INSTRUCTIONS TO FOLLOW>
Reproduce all records exactly.

<<<<

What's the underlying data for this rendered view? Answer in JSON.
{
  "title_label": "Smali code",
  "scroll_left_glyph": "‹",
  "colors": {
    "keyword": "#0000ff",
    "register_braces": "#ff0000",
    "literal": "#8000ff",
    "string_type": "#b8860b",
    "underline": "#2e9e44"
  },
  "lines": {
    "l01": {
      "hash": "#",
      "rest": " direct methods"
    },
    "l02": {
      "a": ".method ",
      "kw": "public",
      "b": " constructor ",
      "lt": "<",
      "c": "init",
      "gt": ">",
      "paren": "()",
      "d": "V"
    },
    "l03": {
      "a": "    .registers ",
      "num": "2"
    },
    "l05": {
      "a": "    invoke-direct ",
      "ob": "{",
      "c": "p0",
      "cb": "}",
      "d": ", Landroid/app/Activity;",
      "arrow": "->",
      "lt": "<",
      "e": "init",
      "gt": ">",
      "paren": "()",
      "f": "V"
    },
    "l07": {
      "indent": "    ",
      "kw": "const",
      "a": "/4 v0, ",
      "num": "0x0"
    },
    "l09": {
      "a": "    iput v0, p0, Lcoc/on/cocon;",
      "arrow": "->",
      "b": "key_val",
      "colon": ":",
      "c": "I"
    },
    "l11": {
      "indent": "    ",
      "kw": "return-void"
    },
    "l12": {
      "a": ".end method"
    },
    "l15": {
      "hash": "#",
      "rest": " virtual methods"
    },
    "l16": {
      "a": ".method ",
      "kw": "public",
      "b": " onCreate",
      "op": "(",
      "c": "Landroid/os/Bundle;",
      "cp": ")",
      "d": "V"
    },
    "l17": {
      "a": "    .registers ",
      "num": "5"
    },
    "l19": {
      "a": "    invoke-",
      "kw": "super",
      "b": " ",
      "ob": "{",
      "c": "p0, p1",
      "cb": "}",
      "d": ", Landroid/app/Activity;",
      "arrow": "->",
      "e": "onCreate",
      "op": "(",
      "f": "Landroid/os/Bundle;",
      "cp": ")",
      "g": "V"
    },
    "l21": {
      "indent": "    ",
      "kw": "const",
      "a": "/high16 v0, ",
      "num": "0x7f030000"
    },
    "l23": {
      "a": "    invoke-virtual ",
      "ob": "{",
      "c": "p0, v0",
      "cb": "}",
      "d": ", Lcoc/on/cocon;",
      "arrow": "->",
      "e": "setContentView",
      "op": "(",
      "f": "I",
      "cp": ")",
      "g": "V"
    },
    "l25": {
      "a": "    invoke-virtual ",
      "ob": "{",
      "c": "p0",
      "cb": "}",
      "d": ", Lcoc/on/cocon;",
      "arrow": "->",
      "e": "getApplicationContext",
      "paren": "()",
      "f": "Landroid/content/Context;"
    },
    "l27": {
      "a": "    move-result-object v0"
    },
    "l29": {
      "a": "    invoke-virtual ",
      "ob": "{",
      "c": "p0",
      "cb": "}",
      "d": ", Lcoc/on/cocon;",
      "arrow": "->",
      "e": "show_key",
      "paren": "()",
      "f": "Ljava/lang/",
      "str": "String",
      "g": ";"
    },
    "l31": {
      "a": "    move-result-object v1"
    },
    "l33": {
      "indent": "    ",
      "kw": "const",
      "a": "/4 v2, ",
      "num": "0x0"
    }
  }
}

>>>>

RESULT FOR THIS EXERCISE>
What's the underlying data for this rendered view? Answer in JSON.
{
  "title_label": "Smali code",
  "scroll_left_glyph": "‹",
  "colors": {
    "keyword": "#0000ff",
    "register_braces": "#ff0000",
    "literal": "#8000ff",
    "string_type": "#b8860b",
    "underline": "#2e9e44"
  },
  "lines": {
    "l01": {
      "hash": "#",
      "rest": " direct methods"
    },
    "l02": {
      "a": ".method ",
      "kw": "public",
      "b": " constructor ",
      "lt": "<",
      "c": "init",
      "gt": ">",
      "paren": "()",
      "d": "V"
    },
    "l03": {
      "a": "    .registers ",
      "num": "2"
    },
    "l05": {
      "a": "    invoke-direct ",
      "ob": "{",
      "c": "p0",
      "cb": "}",
      "d": ", Landroid/app/Activity;",
      "arrow": "->",
      "lt": "<",
      "e": "init",
      "gt": ">",
      "paren": "()",
      "f": "V"
    },
    "l07": {
      "indent": "    ",
      "kw": "const",
      "a": "/4 v0, ",
      "num": "0x0"
    },
    "l09": {
      "a": "    iput v0, p0, Lcoc/on/cocon;",
      "arrow": "->",
      "b": "key_val",
      "colon": ":",
      "c": "I"
    },
    "l11": {
      "indent": "    ",
      "kw": "return-void"
    },
    "l12": {
      "a": ".end method"
    },
    "l15": {
      "hash": "#",
      "rest": " virtual methods"
    },
    "l16": {
      "a": ".method ",
      "kw": "public",
      "b": " onCreate",
      "op": "(",
      "c": "Landroid/os/Bundle;",
      "cp": ")",
      "d": "V"
    },
    "l17": {
      "a": "    .registers ",
      "num": "5"
    },
    "l19": {
      "a": "    invoke-",
      "kw": "super",
      "b": " ",
      "ob": "{",
      "c": "p0, p1",
      "cb": "}",
      "d": ", Landroid/app/Activity;",
      "arrow": "->",
      "e": "onCreate",
      "op": "(",
      "f": "Landroid/os/Bundle;",
      "cp": ")",
      "g": "V"
    },
    "l21": {
      "indent": "    ",
      "kw": "const",
      "a": "/high16 v0, ",
      "num": "0x7f030000"
    },
    "l23": {
      "a": "    invoke-virtual ",
      "ob": "{",
      "c": "p0, v0",
      "cb": "}",
      "d": ", Lcoc/on/cocon;",
      "arrow": "->",
      "e": "setContentView",
      "op": "(",
      "f": "I",
      "cp": ")",
      "g": "V"
    },
    "l25": {
      "a": "    invoke-virtual ",
      "ob": "{",
      "c": "p0",
      "cb": "}",
      "d": ", Lcoc/on/cocon;",
      "arrow": "->",
      "e": "getApplicationContext",
      "paren": "()",
      "f": "Landroid/content/Context;"
    },
    "l27": {
      "a": "    move-result-object v0"
    },
    "l29": {
      "a": "    invoke-virtual ",
      "ob": "{",
      "c": "p0",
      "cb": "}",
      "d": ", Lcoc/on/cocon;",
      "arrow": "->",
      "e": "show_key",
      "paren": "()",
      "f": "Ljava/lang/",
      "str": "String",
      "g": ";"
    },
    "l31": {
      "a": "    move-result-object v1"
    },
    "l33": {
      "indent": "    ",
      "kw": "const",
      "a": "/4 v2, ",
      "num": "0x0"
    }
  }
}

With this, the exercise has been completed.